Hello fellow scientists! It’s Tuesday, and you know what that means! Yes, it’s time to take a look at some more SCPs. Now, grab a protective suit, and let’s get started!
All information from scp-wiki.net
- The Fires of Pangloss SCP-1612 Object Class: Safe
Description: SCP-1612 is a previously unknown variation of soya bean plant. Instances of SCP-1612 continually secrete a volatile, pyrophoric oil from the central and peripheral zones of their apical meristems. The resultant flame (SCP-1612-1) is generally small and well-controlled, but intermittent flares have previously caused first-degree burns in nursery personnel. The source of additional mass SCP-1612 uses to produce the oil is yet to be determined. Experimentation has shown that SCp-1612-1 is extremely difficult to extinguish. Oxygen deprivation of below 3% by volume is required to prevent combustion of the secreted oil. It has been discovered that SCP-1612-1 is resistant to dousing. When SCP-1612 is submerged in water, SCP-1612-1 will continue to burn for several seconds before cessation. However, when SCP-1612 is re-introduced to standard conditions, SCP-1621-1 will reignite. Regular watering of SCP-1612 has shown to produce a reduction in activity from SCP-1612-1. SCP-1612 was initially discovered near the base of Mount Kazbek, Georgia at 42O40’N, 44O35’E. Since then, groves of SCP-1612 have been found in numerous locations on all seven continents, with each grove containing between 20 and 100 instances. The largest groves have been found in the Great Rift Valley, Kenya, and the Indus River Basin.
- The Rot Skull SCP-077 Object Class: Euclid

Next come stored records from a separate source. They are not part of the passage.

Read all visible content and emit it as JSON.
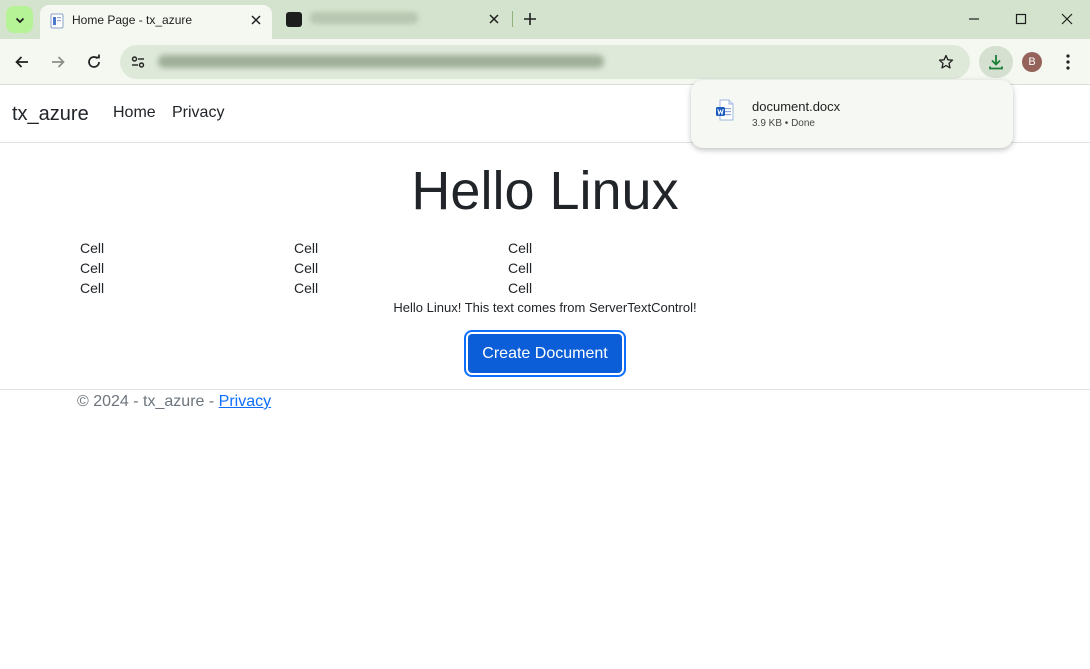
{
  "browser": {
    "active_tab_title": "Home Page - tx_azure",
    "avatar_letter": "B",
    "accent_color": "#b6f296"
  },
  "nav": {
    "brand": "tx_azure",
    "links": [
      "Home",
      "Privacy"
    ]
  },
  "main": {
    "heading": "Hello Linux",
    "table": [
      [
        "Cell",
        "Cell",
        "Cell"
      ],
      [
        "Cell",
        "Cell",
        "Cell"
      ],
      [
        "Cell",
        "Cell",
        "Cell"
      ]
    ],
    "server_text": "Hello Linux! This text comes from ServerTextControl!",
    "create_button": "Create Document",
    "button_color": "#0b5ed7"
  },
  "footer": {
    "text": "© 2024 - tx_azure - ",
    "link": "Privacy"
  },
  "download": {
    "file_name": "document.docx",
    "meta": "3.9 KB • Done"
  }
}
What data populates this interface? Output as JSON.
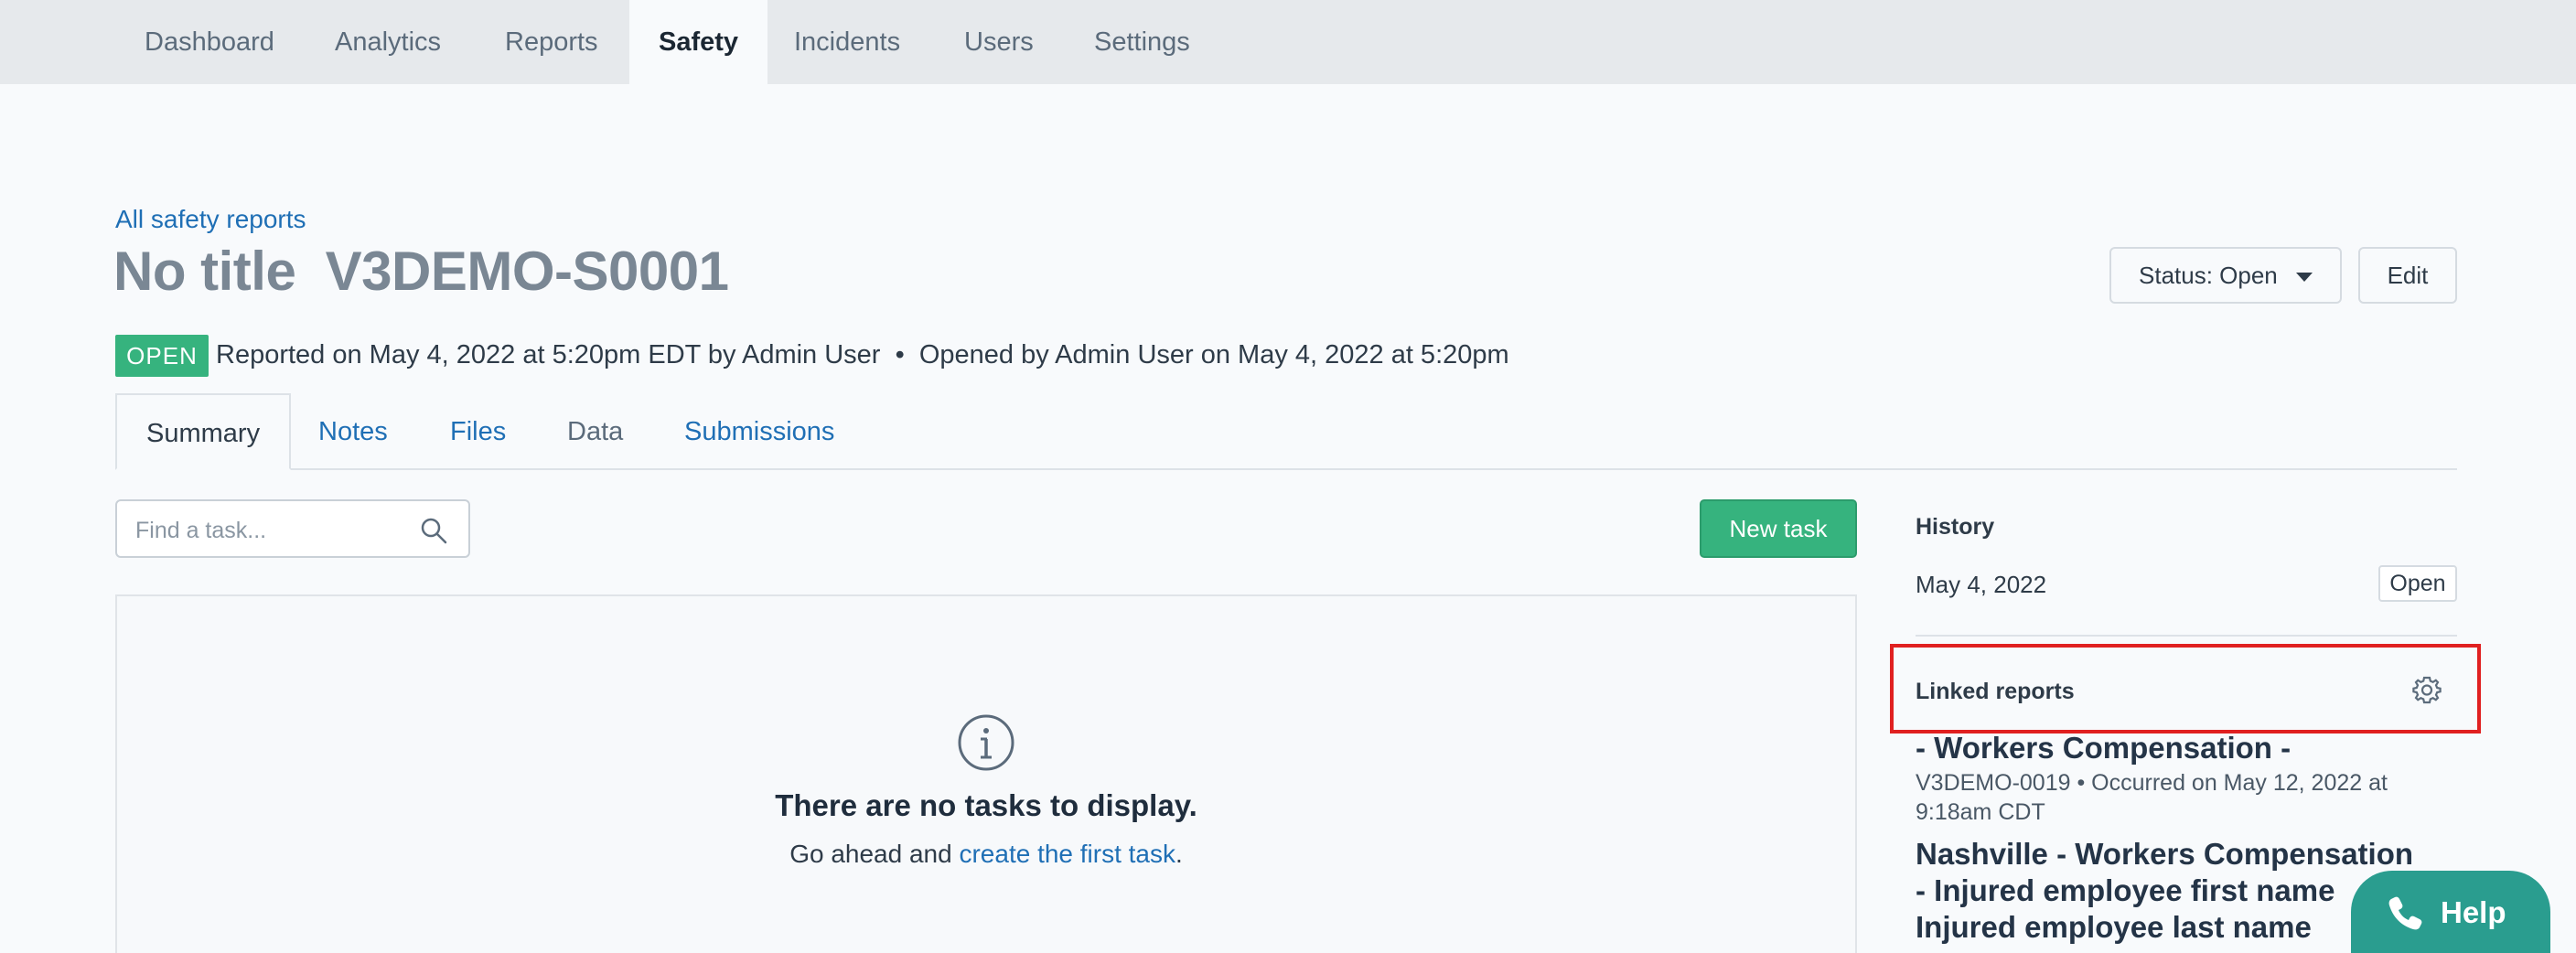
{
  "nav": {
    "tabs": [
      {
        "label": "Dashboard"
      },
      {
        "label": "Analytics"
      },
      {
        "label": "Reports"
      },
      {
        "label": "Safety"
      },
      {
        "label": "Incidents"
      },
      {
        "label": "Users"
      },
      {
        "label": "Settings"
      }
    ],
    "active": "Safety"
  },
  "breadcrumb": "All safety reports",
  "report": {
    "title": "No title  V3DEMO-S0001",
    "status_button": "Status: Open",
    "edit_button": "Edit",
    "badge": "OPEN",
    "meta": "Reported on May 4, 2022 at 5:20pm EDT by Admin User  •  Opened by Admin User on May 4, 2022 at 5:20pm"
  },
  "subtabs": [
    {
      "label": "Summary"
    },
    {
      "label": "Notes"
    },
    {
      "label": "Files"
    },
    {
      "label": "Data"
    },
    {
      "label": "Submissions"
    }
  ],
  "tasks": {
    "search_placeholder": "Find a task...",
    "new_task_button": "New task",
    "empty_title": "There are no tasks to display.",
    "empty_prefix": "Go ahead and ",
    "empty_link": "create the first task",
    "empty_suffix": "."
  },
  "sidebar": {
    "history_heading": "History",
    "history_date": "May 4, 2022",
    "history_status": "Open",
    "linked_heading": "Linked reports",
    "linked": [
      {
        "title": "- Workers Compensation -",
        "meta": "V3DEMO-0019  •  Occurred on May 12, 2022 at 9:18am CDT"
      },
      {
        "title": "Nashville - Workers Compensation - Injured employee first name Injured employee last name"
      }
    ]
  },
  "help_button": "Help",
  "colors": {
    "accent_green": "#36b37e",
    "link_blue": "#1f6fb5",
    "help_teal": "#2a9d8f",
    "highlight_red": "#e02020"
  }
}
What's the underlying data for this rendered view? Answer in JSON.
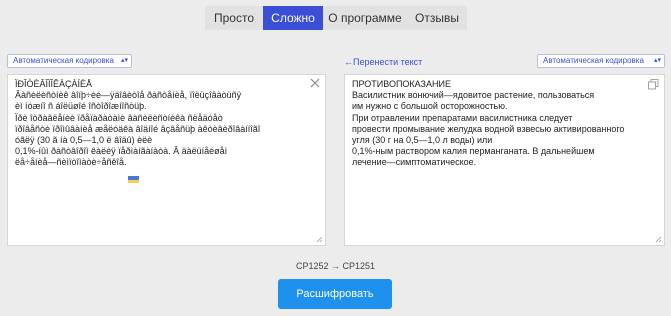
{
  "nav": {
    "tabs": [
      {
        "label": "Просто",
        "active": false
      },
      {
        "label": "Сложно",
        "active": true
      },
      {
        "label": "О программе",
        "active": false
      },
      {
        "label": "Отзывы",
        "active": false
      }
    ]
  },
  "left_panel": {
    "encoding_select": "Автоматическая кодировка",
    "input_text": "ÏÐÎÒÈÂÎÏÎÊÀÇÀÍÈÅ\nÂàñèëèñòíèê âîíþ÷èé—ÿäîâèòîå ðàñòåíèå, ïîëüçîâàòüñÿ\nèì íóæíî ñ áîëüøîé îñòîðîæíîñòüþ.\nÏðè îòðàâëåíèè ïðåïàðàòàìè âàñèëèñòíèêà ñëåäóåò\nïðîâåñòè ïðîìûâàíèå æåëóäêà âîäíîé âçâåñüþ àêòèâèðîâàííîãî\nóãëÿ (30 ã íà 0,5—1,0 ë âîäû) èëè\n0,1%-íûì ðàñòâîðîì êàëèÿ ïåðìàíãàíàòà. Â äàëüíåéøåì\nëå÷åíèå—ñèìïòîìàòè÷åñêîå."
  },
  "right_panel": {
    "transfer_link": "←Перенести текст",
    "encoding_select": "Автоматическая кодировка",
    "output_text": "ПРОТИВОПОКАЗАНИЕ\nВасилистник вонючий—ядовитое растение, пользоваться\nим нужно с большой осторожностью.\nПри отравлении препаратами василистника следует\nпровести промывание желудка водной взвесью активированного\nугля (30 г на 0,5—1,0 л воды) или\n0,1%-ным раствором калия перманганата. В дальнейшем\nлечение—симптоматическое."
  },
  "codepage": "CP1252 → CP1251",
  "decode_button": "Расшифровать",
  "colors": {
    "accent": "#3b4fd6",
    "button": "#1e90ee",
    "background": "#ececec"
  },
  "icons": {
    "select_arrow": "chevron-up-down-icon",
    "clear": "close-icon",
    "copy": "copy-icon",
    "flag": "ukraine-flag-icon"
  }
}
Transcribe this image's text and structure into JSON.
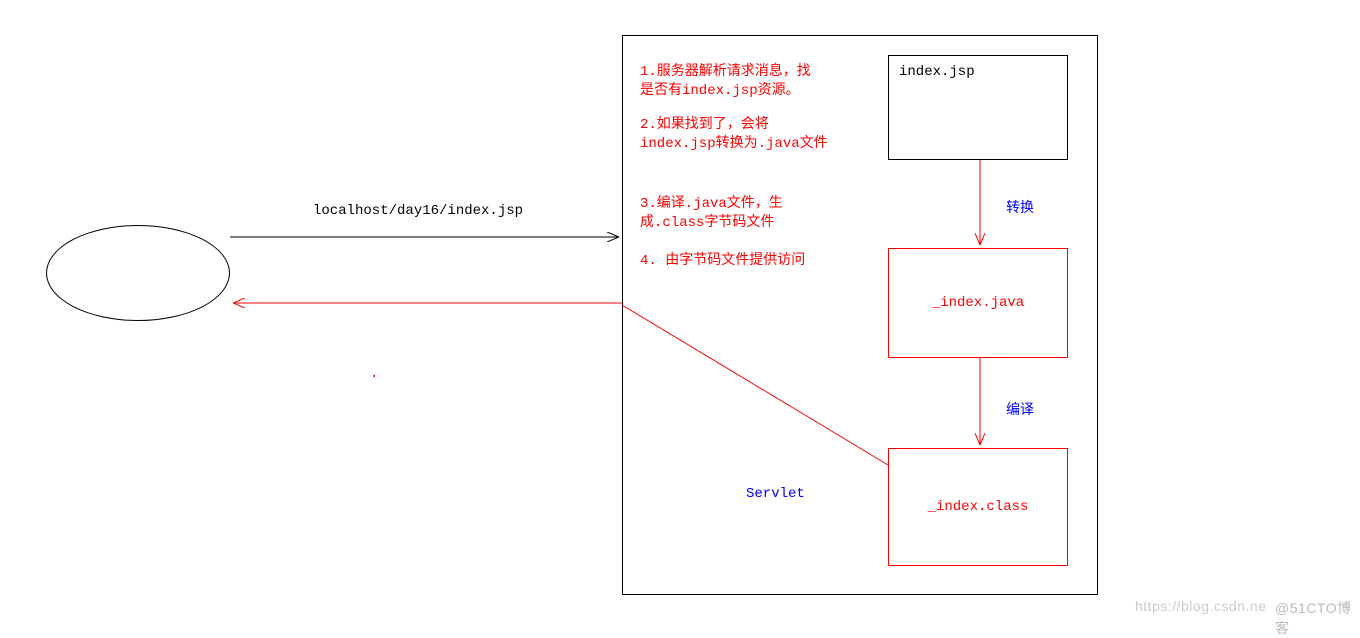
{
  "request_label": "localhost/day16/index.jsp",
  "steps": {
    "s1": "1.服务器解析请求消息，找\n是否有index.jsp资源。",
    "s2": "2.如果找到了，会将\nindex.jsp转换为.java文件",
    "s3": "3.编译.java文件，生\n成.class字节码文件",
    "s4": "4. 由字节码文件提供访问"
  },
  "boxes": {
    "jsp": "index.jsp",
    "java": "_index.java",
    "clazz": "_index.class"
  },
  "arrows": {
    "convert": "转换",
    "compile": "编译"
  },
  "servlet": "Servlet",
  "watermark_left": "https://blog.csdn.ne",
  "watermark_right": "@51CTO博客"
}
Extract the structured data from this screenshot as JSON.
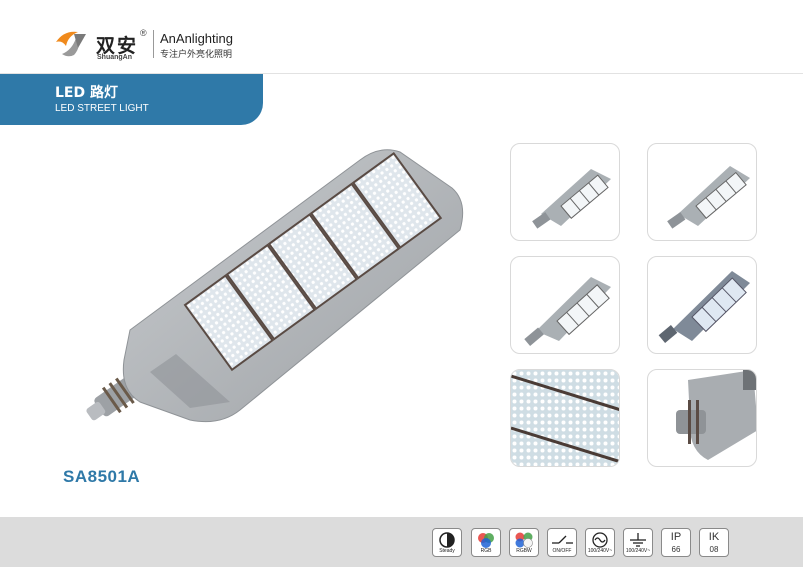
{
  "brand": {
    "name_cn": "双安",
    "pinyin": "ShuangAn",
    "name_en": "AnAnlighting",
    "slogan": "专注户外亮化照明",
    "registered_mark": "®"
  },
  "banner": {
    "title_cn": "LED 路灯",
    "title_en": "LED STREET LIGHT"
  },
  "product": {
    "model": "SA8501A"
  },
  "feature_icons": [
    {
      "icon": "steady-icon",
      "label": "Steady"
    },
    {
      "icon": "rgb-icon",
      "label": "RGB"
    },
    {
      "icon": "rgbw-icon",
      "label": "RGBW"
    },
    {
      "icon": "switch-icon",
      "label": "ON/OFF"
    },
    {
      "icon": "ac-voltage-icon",
      "label": "100/240V~"
    },
    {
      "icon": "ground-icon",
      "label": "100/240V~"
    },
    {
      "icon": "ip-rating",
      "top": "IP",
      "bottom": "66"
    },
    {
      "icon": "ik-rating",
      "top": "IK",
      "bottom": "08"
    }
  ],
  "colors": {
    "accent": "#2f79a8",
    "footer": "#dcdcdc",
    "housing": "#a8acb0"
  }
}
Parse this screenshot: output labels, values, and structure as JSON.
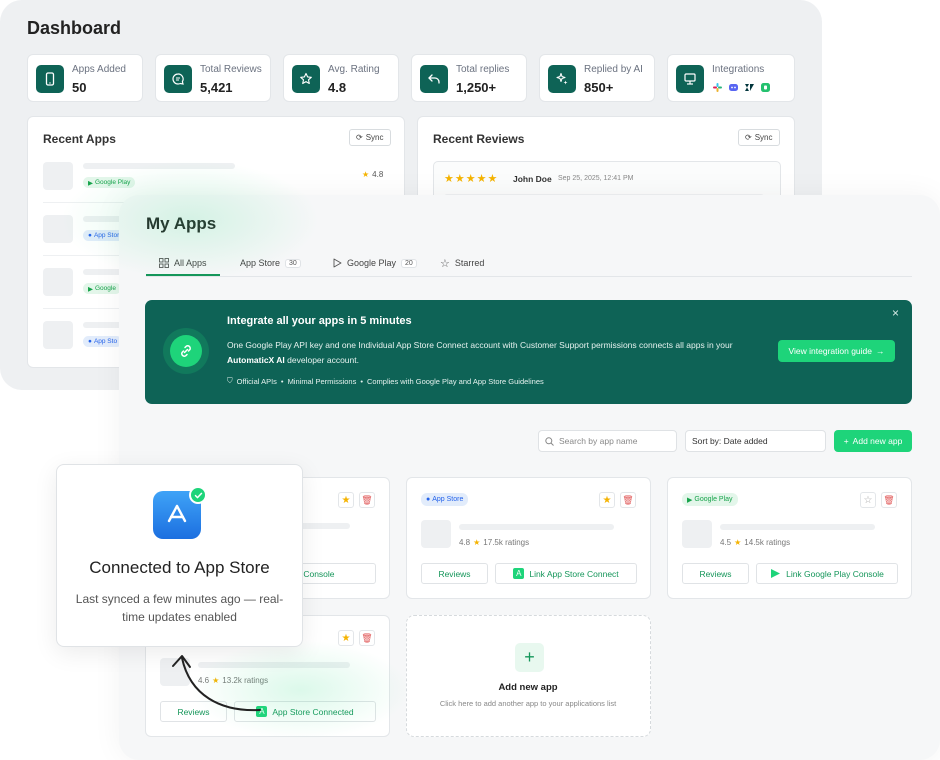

Description: SCP-077 appears to be the top half of a human skull engraved with runes, each filled with an unidentified black resin. The runes change every lunar month (defined by the full moon rising above the horizon in Ireland), as well as the winter and summer solstices, the spring and autumn equinoxes, and whenever a partial, annular, or total solar or lunar eclipse is visible from Ireland. If these engravings are not read aloud at least once within a 24-hour period, the eye sockets and nasal cavity of SCP-077 will emit SCP-077-1. SCP-077-1 is a luminescent green vapor whose precise nature remains undetermined; it is to be noted that, although SCP-077-1 behaves as a normal gas in all other ways, it only occupies those spaces which are within SCP-077’s effective “line of sight”, and does not flow into the space behind SCP-077 unless confined. Opaque impermeable barriers with no biological content can provide temporary protect from SCP-077-1; however, attempts to permanently contain SCP-077 within opaque containers have failed, due to the artifact’s production of sufficient quantities of SCP-077-1 to explosively rupture these containers. All biological material (with the obvious exception of SCP-077 itself) which comes into contact with SCP-077-1 is instantly transformed into viscous, malodorous ooze; the ooze has been identified as the rotted flesh of potato tubers which have been severely infected with potato blight. One (1) cubic centimeter of SCP-077-1 transforms upwards of 800 grams of biological material. Reading SCP-077’s engravings has noticeable, if transient, effects on the health of the readers. These effects include nausea, cramps, headache, dizziness, incontinence, fever, skin rashes, nosebleeds, and fugue states . Effects intensify as the time between readings increases, and can become cumulative for individuals who read the engravings too many times consecutively and/or too frequently. Readers have a 60% chance of developing an allergy to potatoes.
The artifact was recovered from BLANK BLANK in the village of [REDACTED], Ireland. Locals have built a shrine around the artifact , where upwards of [REDACTED] participants would engage in a nightly ritual.
Fragmentary historical documents, retrieved from the remnants of the village church (see archive 077-1576) and library (see archive 077-1582), indicate that the artifact existed as early as 1848, at which point in time it is described in highly positive terms – including ‘proctor’ and [REDACTED]. By 1869, however, references to the artifact are fearful, resentful, and couched in euphemism.